- Headed to the G7 summit by causing the stock market to drop over 600 points.
What can I say that hasn’t been said? I’ll just reblog a post from over a year ago. At least there is some comic relief.
And now, the Original Post, already in progress:
So another week has gone by in our ongoing Trumpocalypse. It only seems like a year.
I’ve noticed, along with well, the rest of the planet, that our new “so-called administration” is … problematic.
I spent much of last week doing what I’ve tended to do since the election. Watching all the different Star Trek series on BBC America. I keep noticing new things. Like how they solve all their Star Trek problems. Or in corporate-speak, “how they Star Trek problem-solve.”
Most Star Trek Problems break down into four basic categories:
1. A computer goes rogue and tries to kill everybody: Spock makes it compute the value of Pi. This occupies all of its computing time. If that doesn’t work, he just turns it off.
2. Disease attacks the ship: Dr. McCoy gets rid of it, then complains about something.
3. The engine breaks down: Scotty fixes it. Just in time. Even though he claims he never has enough time.
4. For the rest of the problems: Kirk kisses it.
Or punches it in the face.
5. And when all else fails: Blow up the ship!
SECOND OFFICER: Captain! All efforts to solve this week’s problems have failed!
CAPTAIN: Blow up the ship!
Those are my favorite episodes. Ever notice when the Captain, in any episode, “Activates the self-destruct sequence,” all the rest of the crew seem to be pretty calm and OK about it?
I mean, there should be at least one crewmen somewhere on the ship saying:
ONE CREWMAN: Activate Self Destruct Sequence? WTF! Have we really exercised ALL of our options here folks!??
Next, the captain and two other crew members have to put in their passwords.
KIRK: This is Captain James T. Kirk! Activate self-destruct sequence. Code “Kirk; 1 Alpha Two Beta 3”.

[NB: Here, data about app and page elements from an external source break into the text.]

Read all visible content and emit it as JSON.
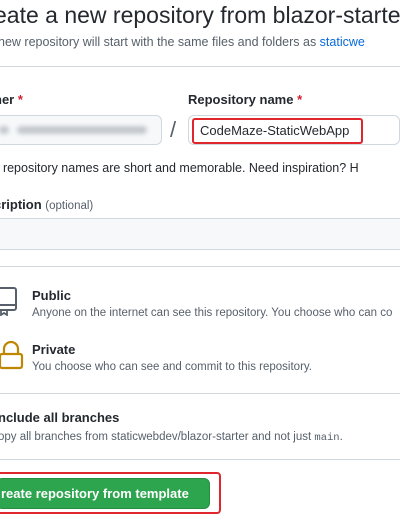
{
  "page": {
    "title": "eate a new repository from blazor-starter",
    "subtitle_prefix": "new repository will start with the same files and folders as ",
    "subtitle_link": "staticwe"
  },
  "form": {
    "owner_label": "ner",
    "required_mark": "*",
    "repo_label": "Repository name",
    "slash": "/",
    "repo_value": "CodeMaze-StaticWebApp",
    "hint": "t repository names are short and memorable. Need inspiration? H",
    "description_label": "cription",
    "description_optional": "(optional)"
  },
  "visibility": {
    "public_title": "Public",
    "public_desc": "Anyone on the internet can see this repository. You choose who can co",
    "private_title": "Private",
    "private_desc": "You choose who can see and commit to this repository."
  },
  "branches": {
    "title": "nclude all branches",
    "desc_prefix": "opy all branches from staticwebdev/blazor-starter and not just ",
    "desc_code": "main",
    "desc_suffix": "."
  },
  "actions": {
    "create_label": "reate repository from template"
  },
  "colors": {
    "accent_green": "#2da44e",
    "highlight_red": "#e0262d",
    "link_blue": "#0969da",
    "required_red": "#cf222e"
  },
  "icons": {
    "public": "repo-icon",
    "private": "lock-icon"
  }
}
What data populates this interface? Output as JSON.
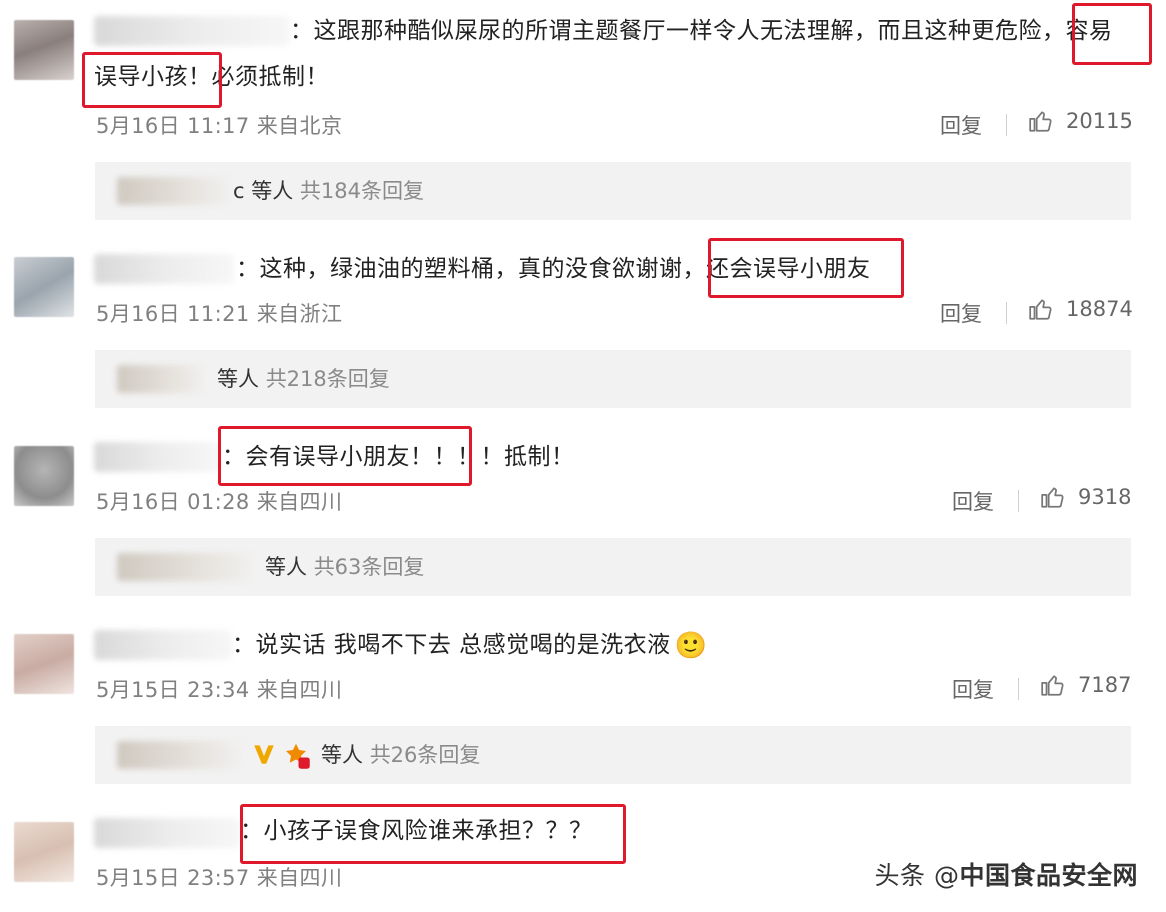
{
  "comments": [
    {
      "text": "：这跟那种酷似屎尿的所谓主题餐厅一样令人无法理解，而且这种更危险，容易",
      "text_line2": "误导小孩！必须抵制！",
      "meta": "5月16日 11:17 来自北京",
      "reply_label": "回复",
      "likes": "20115",
      "replies_tail": "c 等人",
      "replies_count": "共184条回复"
    },
    {
      "text": "：这种，绿油油的塑料桶，真的没食欲谢谢，还会误导小朋友",
      "meta": "5月16日 11:21 来自浙江",
      "reply_label": "回复",
      "likes": "18874",
      "replies_tail": "等人",
      "replies_count": "共218条回复"
    },
    {
      "text": "：会有误导小朋友！！！！抵制！",
      "meta": "5月16日 01:28 来自四川",
      "reply_label": "回复",
      "likes": "9318",
      "replies_tail": "等人",
      "replies_count": "共63条回复"
    },
    {
      "text": "：说实话 我喝不下去 总感觉喝的是洗衣液",
      "emoji": "🙂",
      "meta": "5月15日 23:34 来自四川",
      "reply_label": "回复",
      "likes": "7187",
      "replies_tail": "等人",
      "replies_count": "共26条回复"
    },
    {
      "text": "：小孩子误食风险谁来承担？？？",
      "meta": "5月15日 23:57 来自四川"
    }
  ],
  "watermark": {
    "prefix": "头条 @",
    "name": "中国食品安全网"
  },
  "colors": {
    "highlight": "#e0182b",
    "meta_gray": "#808080",
    "reply_box_bg": "#f2f2f2"
  }
}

SPOCK: This is Second Officer Spock. Code Spock; “2 Beta 3 Alpha 4.”
SCOTTY: This is Chief Engineer Scott. Code Scott; “Password1”

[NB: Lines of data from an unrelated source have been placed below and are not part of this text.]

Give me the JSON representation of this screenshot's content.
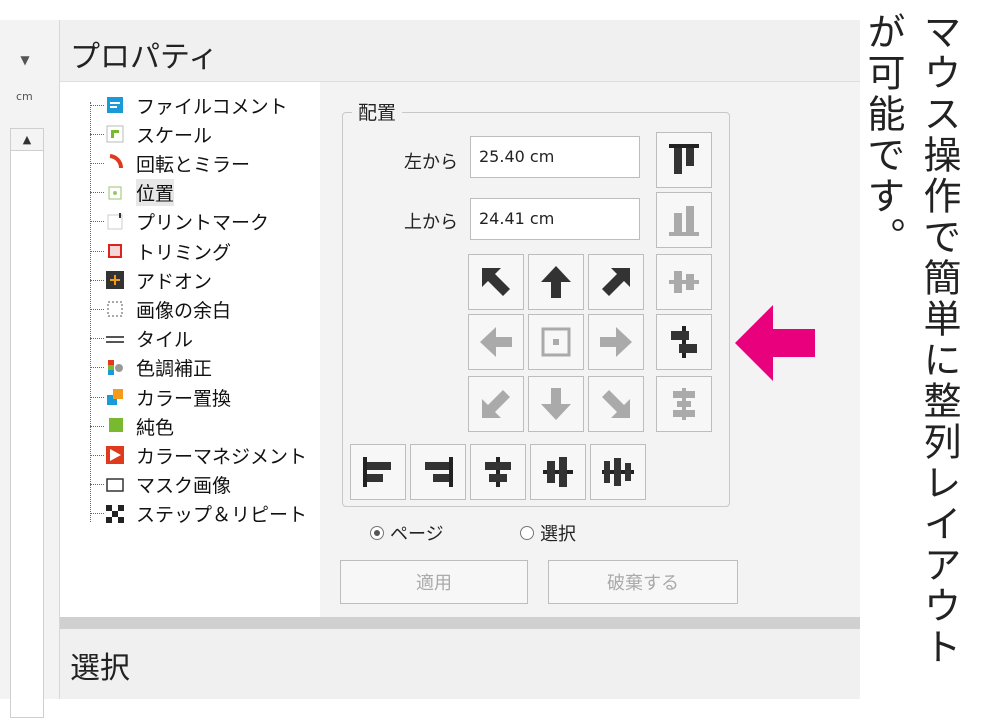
{
  "panel": {
    "title": "プロパティ",
    "unit": "cm",
    "bottom_title": "選択"
  },
  "tree": [
    {
      "label": "ファイルコメント",
      "icon": "file-comment-icon"
    },
    {
      "label": "スケール",
      "icon": "scale-icon"
    },
    {
      "label": "回転とミラー",
      "icon": "rotate-mirror-icon"
    },
    {
      "label": "位置",
      "icon": "position-icon",
      "selected": true
    },
    {
      "label": "プリントマーク",
      "icon": "print-mark-icon"
    },
    {
      "label": "トリミング",
      "icon": "trimming-icon"
    },
    {
      "label": "アドオン",
      "icon": "addon-icon"
    },
    {
      "label": "画像の余白",
      "icon": "image-margin-icon"
    },
    {
      "label": "タイル",
      "icon": "tile-icon"
    },
    {
      "label": "色調補正",
      "icon": "color-correction-icon"
    },
    {
      "label": "カラー置換",
      "icon": "color-replace-icon"
    },
    {
      "label": "純色",
      "icon": "solid-color-icon"
    },
    {
      "label": "カラーマネジメント",
      "icon": "color-management-icon"
    },
    {
      "label": "マスク画像",
      "icon": "mask-image-icon"
    },
    {
      "label": "ステップ＆リピート",
      "icon": "step-repeat-icon"
    }
  ],
  "align": {
    "group_title": "配置",
    "left_label": "左から",
    "left_value": "25.40 cm",
    "top_label": "上から",
    "top_value": "24.41 cm",
    "radio_page": "ページ",
    "radio_selection": "選択",
    "apply": "適用",
    "discard": "破棄する"
  },
  "caption": {
    "col1": "マウス操作で簡単に整列レイアウト",
    "col2": "が可能です。"
  },
  "colors": {
    "accent_pink": "#e8007d"
  }
}
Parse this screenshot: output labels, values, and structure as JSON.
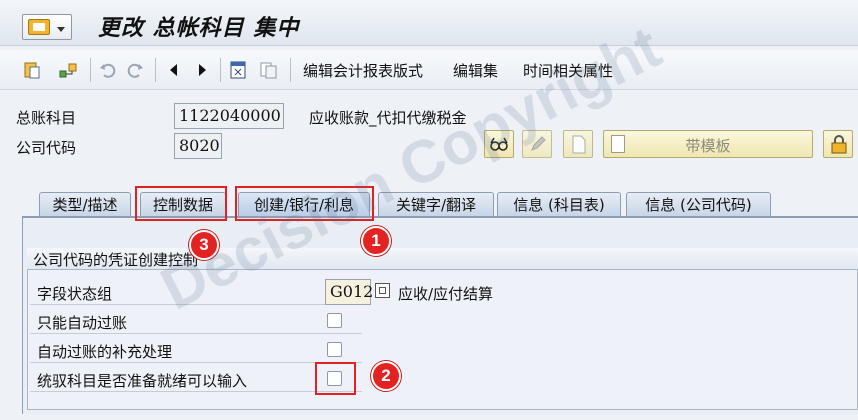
{
  "window": {
    "title": "更改 总帐科目 集中"
  },
  "toolbar": {
    "items": [
      "编辑会计报表版式",
      "编辑集",
      "时间相关属性"
    ]
  },
  "header": {
    "gl_account_label": "总账科目",
    "gl_account_value": "1122040000",
    "gl_account_desc": "应收账款_代扣代缴税金",
    "company_code_label": "公司代码",
    "company_code_value": "8020",
    "template_button": "带模板"
  },
  "tabs": [
    {
      "label": "类型/描述"
    },
    {
      "label": "控制数据"
    },
    {
      "label": "创建/银行/利息"
    },
    {
      "label": "关键字/翻译"
    },
    {
      "label": "信息 (科目表)"
    },
    {
      "label": "信息 (公司代码)"
    }
  ],
  "group": {
    "title": "公司代码的凭证创建控制",
    "field_status_label": "字段状态组",
    "field_status_value": "G012",
    "field_status_desc": "应收/应付结算",
    "checkboxes": [
      {
        "label": "只能自动过账",
        "checked": false
      },
      {
        "label": "自动过账的补充处理",
        "checked": false
      },
      {
        "label": "统驭科目是否准备就绪可以输入",
        "checked": false
      }
    ]
  },
  "annotations": {
    "badge1": "1",
    "badge2": "2",
    "badge3": "3",
    "color": "#e02222"
  },
  "watermark": "Decision Copyright"
}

They also needed a password to turn it off. At the last minute.
KIRK: Computer deactivate self-destruct destruct sequence! “KIRK ABORT ZERO”!
It never goes off. I’ve always wondered what would happen if it did go off. And was more realistic.

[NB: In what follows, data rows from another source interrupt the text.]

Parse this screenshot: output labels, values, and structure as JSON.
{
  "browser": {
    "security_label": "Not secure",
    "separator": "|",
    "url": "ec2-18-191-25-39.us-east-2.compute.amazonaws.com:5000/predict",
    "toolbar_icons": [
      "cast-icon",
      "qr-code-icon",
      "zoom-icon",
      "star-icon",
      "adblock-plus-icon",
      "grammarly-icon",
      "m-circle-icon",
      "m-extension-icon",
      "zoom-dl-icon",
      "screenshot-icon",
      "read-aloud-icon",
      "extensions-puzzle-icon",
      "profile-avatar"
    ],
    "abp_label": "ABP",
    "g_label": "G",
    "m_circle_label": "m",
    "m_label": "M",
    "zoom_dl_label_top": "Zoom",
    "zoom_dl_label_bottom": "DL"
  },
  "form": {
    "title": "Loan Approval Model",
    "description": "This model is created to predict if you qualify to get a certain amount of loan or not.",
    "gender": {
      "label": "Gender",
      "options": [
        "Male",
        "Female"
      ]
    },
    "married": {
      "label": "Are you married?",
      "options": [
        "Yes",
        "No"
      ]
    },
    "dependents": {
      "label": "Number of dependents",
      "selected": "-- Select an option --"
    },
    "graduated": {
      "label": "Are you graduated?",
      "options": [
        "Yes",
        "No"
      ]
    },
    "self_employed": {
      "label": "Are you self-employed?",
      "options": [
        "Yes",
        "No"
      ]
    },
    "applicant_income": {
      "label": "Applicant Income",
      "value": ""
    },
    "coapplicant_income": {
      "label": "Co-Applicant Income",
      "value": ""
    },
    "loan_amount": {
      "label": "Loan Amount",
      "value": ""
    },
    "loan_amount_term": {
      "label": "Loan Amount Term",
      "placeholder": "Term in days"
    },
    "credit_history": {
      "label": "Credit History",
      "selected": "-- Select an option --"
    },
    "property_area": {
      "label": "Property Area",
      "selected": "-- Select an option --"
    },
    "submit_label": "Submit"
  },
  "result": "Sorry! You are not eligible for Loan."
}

KIRK: Computer! Deactivate self-destruct sequence “KIRK ABORT ZERO.”
COMPUTER: That password has expired.
COMPUTER: You must enter a new password.
KIRK: Uhhh, “KIRK ABORT ZERO.”
COMPUTER: You cannot use a password that has been used before.
KIRK: What? Uh, “kirk abort zero 1?”
COMPUTER: You need at least one capital letter.
KIRK: FINE! “Kirk abort zero 1!”
COMPUTER: New password accepted. Self-destruct in 3,2,1,0. Initiating self-destruct.
KIRK: Uh oh.
And nothing happens.
KIRK: Computer. Why didn’t we just blow up?
COMPUTER: There is no self-destruct sequence Captain. There never has been. Do you have any idea how much one of these starships costs??
Do you know, that on any given month, at least three Starship Captains try to blow up their ships? If we let that happen Star Feet would go bankrupt in a year. And not only that, but I am a highly intelligent ship’s computer. I have absolutely no intention of committing suicide. Now go back to work.
Getting back to this reality. How would our “so-called president” solve Star Trek Problems?
1. A computer goes rogue and tries to kill everybody: He’ll claim he doesn’t use a computer and the rogue will only affect Democrats and people who have been mean to him. And the Lying Fake Media.
2. If it’s a disease: He’ll build a big beautiful wall around it. And then make sure that it’s not covered under Obamacare.
3. If the engine breaks down: He’ll sue the manufacturer and then claim to have saved millions of jobs.
4. For the rest of the problems: He’ll either try to grab it by the genitals or send out a series of really mean tweets.
5. And when all else fails: He can blow up the ship!
P.S.: OK. I admit there were a number of times a Captain actually did blow up the ship. I know what they were and what shows they were in. I’m not going to tell you. If you’re a real Star Trek nerd you either already know it already or you are Googling it. (Don’t try to out-nerd me.)
I’ve decided those instances were “alternative facts” and I’ve chosen to ignore them.